These ideologies stem from classical liberalism, which considers human nature based on the idea that people should have freedom of choice and can learn from one’s mistakes. This also incorporates the idea that we should have a small and limited government so that self-interested people cannot become too powerful. People’s fear was rooted in the idea that a self-interested person, who gained too much power, would be able to rule the country only on behalf of their own self-interests, which wouldn’t have the betterment of the people as a whole society in mind.
After fighting a war, this idea was set into action to break off from England who was governed by a self-interested King where the people had no say in politics and rules within this Monarch institution. The conclusion was, in the United States, it was best to keep government small while breaking it up into many branches to help distribute the power within government, instead of concentrating it to just one branch, or a few, that could become corrupted. How much debt is the United States in? 20 Trillion dollars. This is mostly spent on the military, government institutions, grants, welfare, creating jobs, over-budgeted bridges, wars, bailouts, etc.…

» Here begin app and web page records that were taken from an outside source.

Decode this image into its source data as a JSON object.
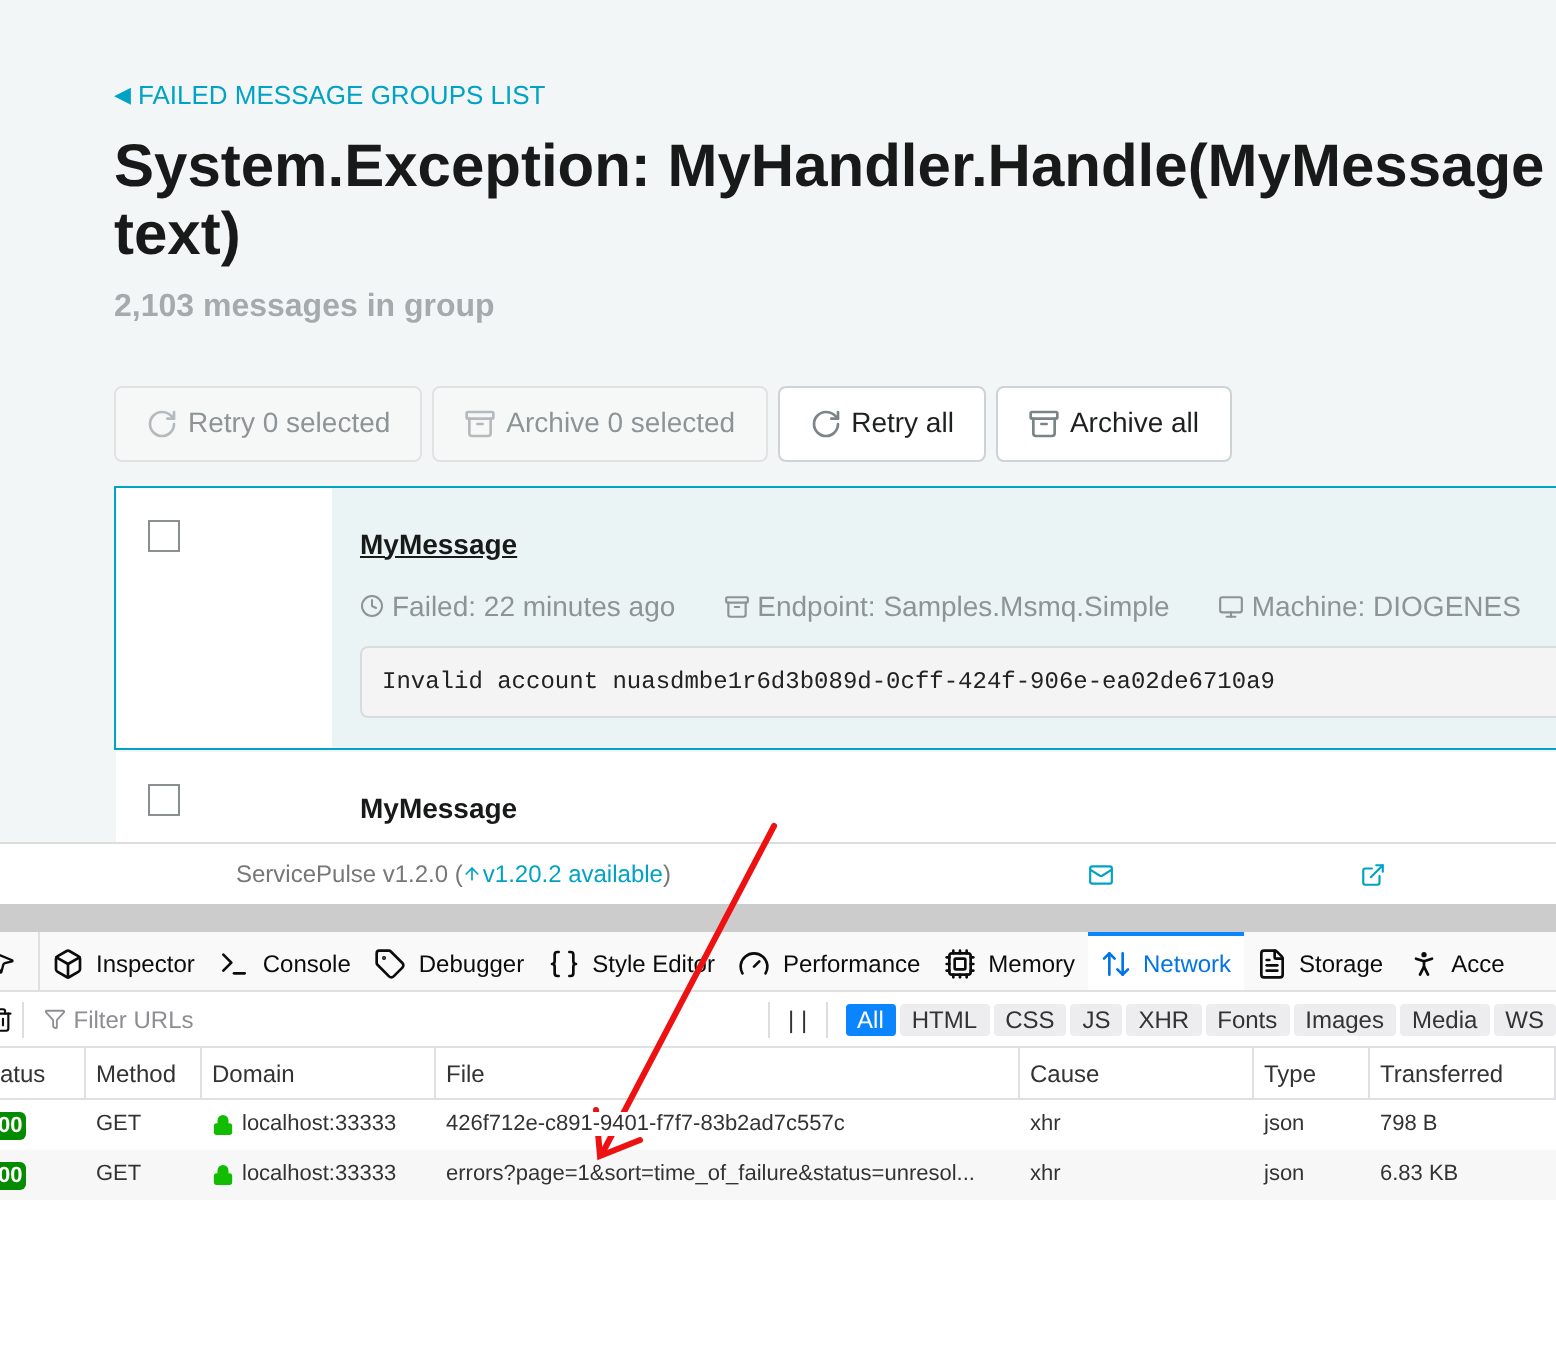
{
  "back_arrow": "◀",
  "back_link": "FAILED MESSAGE GROUPS LIST",
  "title": "System.Exception: MyHandler.Handle(MyMessage text)",
  "subtitle": "2,103 messages in group",
  "actions": [
    {
      "label": "Retry 0 selected",
      "kind": "retry",
      "disabled": true
    },
    {
      "label": "Archive 0 selected",
      "kind": "archive",
      "disabled": true
    },
    {
      "label": "Retry all",
      "kind": "retry",
      "disabled": false
    },
    {
      "label": "Archive all",
      "kind": "archive",
      "disabled": false
    }
  ],
  "messages": [
    {
      "name": "MyMessage",
      "selected": true,
      "checked": false,
      "failed": "Failed: 22 minutes ago",
      "endpoint": "Endpoint: Samples.Msmq.Simple",
      "machine": "Machine: DIOGENES",
      "exception": "Invalid account nuasdmbe1r6d3b089d-0cff-424f-906e-ea02de6710a9"
    },
    {
      "name": "MyMessage",
      "selected": false,
      "checked": false
    }
  ],
  "footer": {
    "version": "ServicePulse v1.2.0 (",
    "update": "v1.20.2 available",
    "close": ")"
  },
  "devtools": {
    "tabs": [
      {
        "label": "Inspector",
        "kind": "inspector",
        "selected": false
      },
      {
        "label": "Console",
        "kind": "console",
        "selected": false
      },
      {
        "label": "Debugger",
        "kind": "debugger",
        "selected": false
      },
      {
        "label": "Style Editor",
        "kind": "style",
        "selected": false
      },
      {
        "label": "Performance",
        "kind": "performance",
        "selected": false
      },
      {
        "label": "Memory",
        "kind": "memory",
        "selected": false
      },
      {
        "label": "Network",
        "kind": "network",
        "selected": true
      },
      {
        "label": "Storage",
        "kind": "storage",
        "selected": false
      },
      {
        "label": "Acce",
        "kind": "accessibility",
        "selected": false
      }
    ],
    "filter_placeholder": "Filter URLs",
    "pause": "| |",
    "filters": [
      {
        "label": "All",
        "selected": true
      },
      {
        "label": "HTML",
        "selected": false
      },
      {
        "label": "CSS",
        "selected": false
      },
      {
        "label": "JS",
        "selected": false
      },
      {
        "label": "XHR",
        "selected": false
      },
      {
        "label": "Fonts",
        "selected": false
      },
      {
        "label": "Images",
        "selected": false
      },
      {
        "label": "Media",
        "selected": false
      },
      {
        "label": "WS",
        "selected": false
      }
    ],
    "columns": [
      "atus",
      "Method",
      "Domain",
      "File",
      "Cause",
      "Type",
      "Transferred"
    ],
    "rows": [
      {
        "status": "00",
        "method": "GET",
        "domain": "localhost:33333",
        "file": "426f712e-c891-9401-f7f7-83b2ad7c557c",
        "cause": "xhr",
        "type": "json",
        "transferred": "798 B"
      },
      {
        "status": "00",
        "method": "GET",
        "domain": "localhost:33333",
        "file": "errors?page=1&sort=time_of_failure&status=unresol...",
        "cause": "xhr",
        "type": "json",
        "transferred": "6.83 KB"
      }
    ]
  }
}
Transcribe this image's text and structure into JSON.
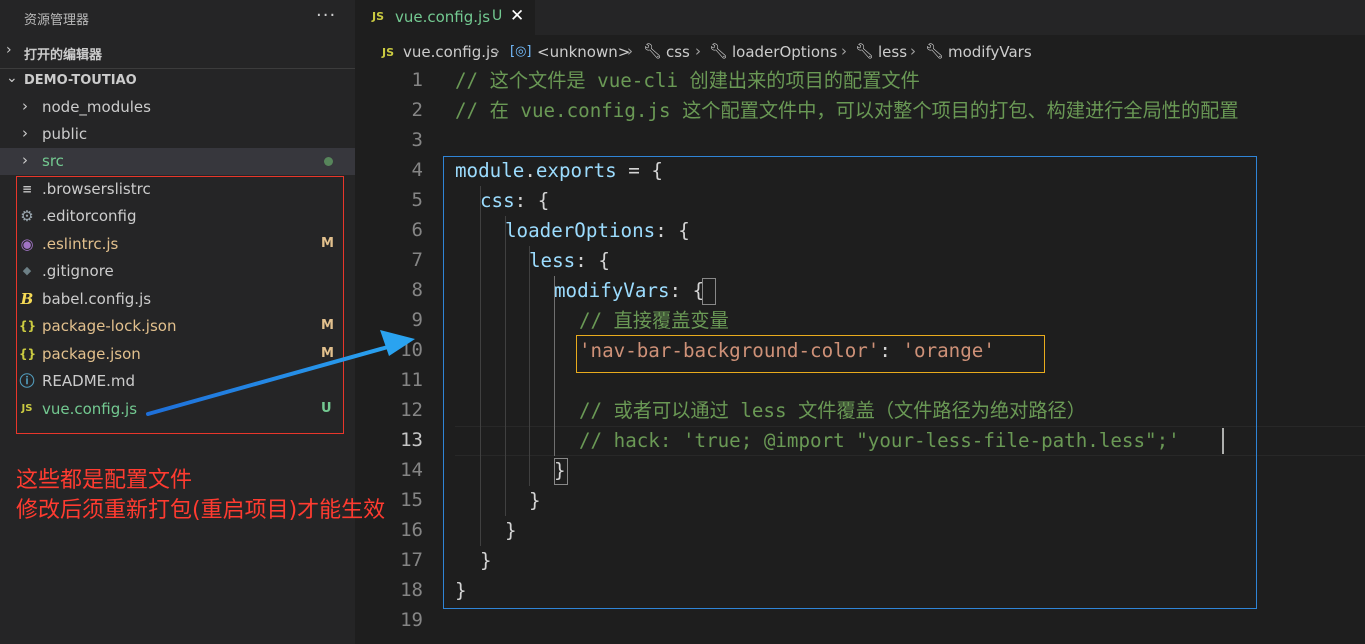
{
  "sidebar": {
    "title": "资源管理器",
    "more": "···",
    "open_editors": "打开的编辑器",
    "project": "DEMO-TOUTIAO",
    "folders": [
      {
        "name": "node_modules"
      },
      {
        "name": "public"
      },
      {
        "name": "src"
      }
    ],
    "files": [
      {
        "name": ".browserslistrc",
        "status": "",
        "icon": "lines-icon",
        "icon_glyph": "≡",
        "icon_color": "#c5c5c5"
      },
      {
        "name": ".editorconfig",
        "status": "",
        "icon": "gear-icon",
        "icon_glyph": "⚙",
        "icon_color": "#9aa7b0"
      },
      {
        "name": ".eslintrc.js",
        "status": "M",
        "icon": "eslint-icon",
        "icon_glyph": "◉",
        "icon_color": "#a074c4"
      },
      {
        "name": ".gitignore",
        "status": "",
        "icon": "git-icon",
        "icon_glyph": "◆",
        "icon_color": "#6d8086"
      },
      {
        "name": "babel.config.js",
        "status": "",
        "icon": "babel-icon",
        "icon_glyph": "B",
        "icon_color": "#f5da55"
      },
      {
        "name": "package-lock.json",
        "status": "M",
        "icon": "json-icon",
        "icon_glyph": "{}",
        "icon_color": "#cbcb41"
      },
      {
        "name": "package.json",
        "status": "M",
        "icon": "json-icon",
        "icon_glyph": "{}",
        "icon_color": "#cbcb41"
      },
      {
        "name": "README.md",
        "status": "",
        "icon": "info-icon",
        "icon_glyph": "ⓘ",
        "icon_color": "#519aba"
      },
      {
        "name": "vue.config.js",
        "status": "U",
        "icon": "js-icon",
        "icon_glyph": "JS",
        "icon_color": "#cbcb41"
      }
    ]
  },
  "annotation": {
    "line1": "这些都是配置文件",
    "line2": "修改后须重新打包(重启项目)才能生效"
  },
  "tab": {
    "badge": "JS",
    "name": "vue.config.js",
    "status": "U",
    "close": "✕"
  },
  "breadcrumb": {
    "file": "vue.config.js",
    "items": [
      "<unknown>",
      "css",
      "loaderOptions",
      "less",
      "modifyVars"
    ]
  },
  "editor": {
    "line_numbers": [
      "1",
      "2",
      "3",
      "4",
      "5",
      "6",
      "7",
      "8",
      "9",
      "10",
      "11",
      "12",
      "13",
      "14",
      "15",
      "16",
      "17",
      "18",
      "19"
    ],
    "current_line": "13",
    "code": {
      "l1": "// 这个文件是 vue-cli 创建出来的项目的配置文件",
      "l2": "// 在 vue.config.js 这个配置文件中，可以对整个项目的打包、构建进行全局性的配置",
      "l4a": "module",
      "l4b": ".",
      "l4c": "exports",
      "l4d": " = {",
      "l5a": "css",
      "l5b": ": {",
      "l6a": "loaderOptions",
      "l6b": ": {",
      "l7a": "less",
      "l7b": ": {",
      "l8a": "modifyVars",
      "l8b": ": {",
      "l9": "// 直接覆盖变量",
      "l10a": "'nav-bar-background-color'",
      "l10b": ": ",
      "l10c": "'orange'",
      "l12": "// 或者可以通过 less 文件覆盖（文件路径为绝对路径）",
      "l13": "// hack: 'true; @import \"your-less-file-path.less\";'",
      "l14": "}",
      "l15": "}",
      "l16": "}",
      "l17": "}",
      "l18": "}"
    }
  },
  "colors": {
    "accent_blue": "#2f84d6",
    "highlight_orange": "#e8ab1d",
    "annotation_red": "#ff3b30"
  }
}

What is “Permanent Campaigning” and how did we get there? Permanent campaigning has been created due to many different separate elections on federal, state, and local levels. This gives less time between elections to help one understand what one is voting for. Most countries like France only vote every six years. We vote every four in the primary elections, just for the presidency, and more elections for all the other government institutions, interests, and public policies. This has created low voter turnout rates and decreasing voter knowledge on what one is actually voting for - against and why. This has become harmful in government, as politicians sacrifice long-term goals for short-term electoral advantages, even if the short term policies may not be as beneficial as one that takes more time to develop and implement, even if it's better for the overall country and community. By using short term goals to their advantage, the politician can then use that to get re-elected. This forces politicians to focus on more persuasion and selling tactics, then education and deliberation when creating these policies. Educating themselves on what a policy really is and what